The move would allow tens of thousands of Turks, including third-generation immigrants whose parents and grandparents arrived from the 1950s to 1970s as "guest workers," to become citizens and voters. The Turkish community said that some 50,000 people with Turkish roots were expected to make naturalization applications in the coming years following the passing of the citizenship law reform. "And I assume that, in the long term, all 1.5 million citizens of Turkish origin in Germany who do not yet have German citizenship will acquire dual citizenship," Gokay Sofuoglu, the head of the Turkish Community in Germany organization, told the media group Redaktionsnetzwerk Deutschland.

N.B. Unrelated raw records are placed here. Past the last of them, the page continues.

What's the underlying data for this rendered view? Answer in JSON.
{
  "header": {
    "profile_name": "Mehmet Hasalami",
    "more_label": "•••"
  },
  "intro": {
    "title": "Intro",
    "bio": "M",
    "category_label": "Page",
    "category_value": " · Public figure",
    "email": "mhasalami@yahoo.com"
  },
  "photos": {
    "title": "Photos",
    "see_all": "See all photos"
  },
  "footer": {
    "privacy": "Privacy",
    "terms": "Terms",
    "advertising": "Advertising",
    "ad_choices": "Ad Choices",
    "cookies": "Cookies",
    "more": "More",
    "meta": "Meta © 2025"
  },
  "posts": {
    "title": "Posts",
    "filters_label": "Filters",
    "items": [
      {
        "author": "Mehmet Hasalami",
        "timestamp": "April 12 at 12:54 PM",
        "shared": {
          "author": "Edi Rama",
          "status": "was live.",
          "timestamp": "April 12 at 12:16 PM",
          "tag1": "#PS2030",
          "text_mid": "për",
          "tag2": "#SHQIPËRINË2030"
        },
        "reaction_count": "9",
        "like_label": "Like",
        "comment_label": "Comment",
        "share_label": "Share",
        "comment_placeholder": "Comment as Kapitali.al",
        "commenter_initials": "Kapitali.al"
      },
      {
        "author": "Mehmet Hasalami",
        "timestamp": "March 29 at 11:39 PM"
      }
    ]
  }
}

Chancellor Olaf Scholz, addressing concerns over the far right's stance on immigrants, said in a video message, "We are telling all those who often have lived and worked for decades in Germany, who keep to our laws: You belong in Germany." He highlights that the reform ensures that individuals do not have to "deny their roots."
The first wave of Turkish migration to Germany took place in the 1960s when German companies recruited workers from foreign countries to help with its post-war reconstruction. Today, an estimated three million people of Turkish heritage live in Germany, which has a total population of around 83.3 million. Out of three million Turkish people in Germany, nearly 1.5 million still have Turkish citizenship.
Head over to Migrants.news for stories related to immigration policies of various nations.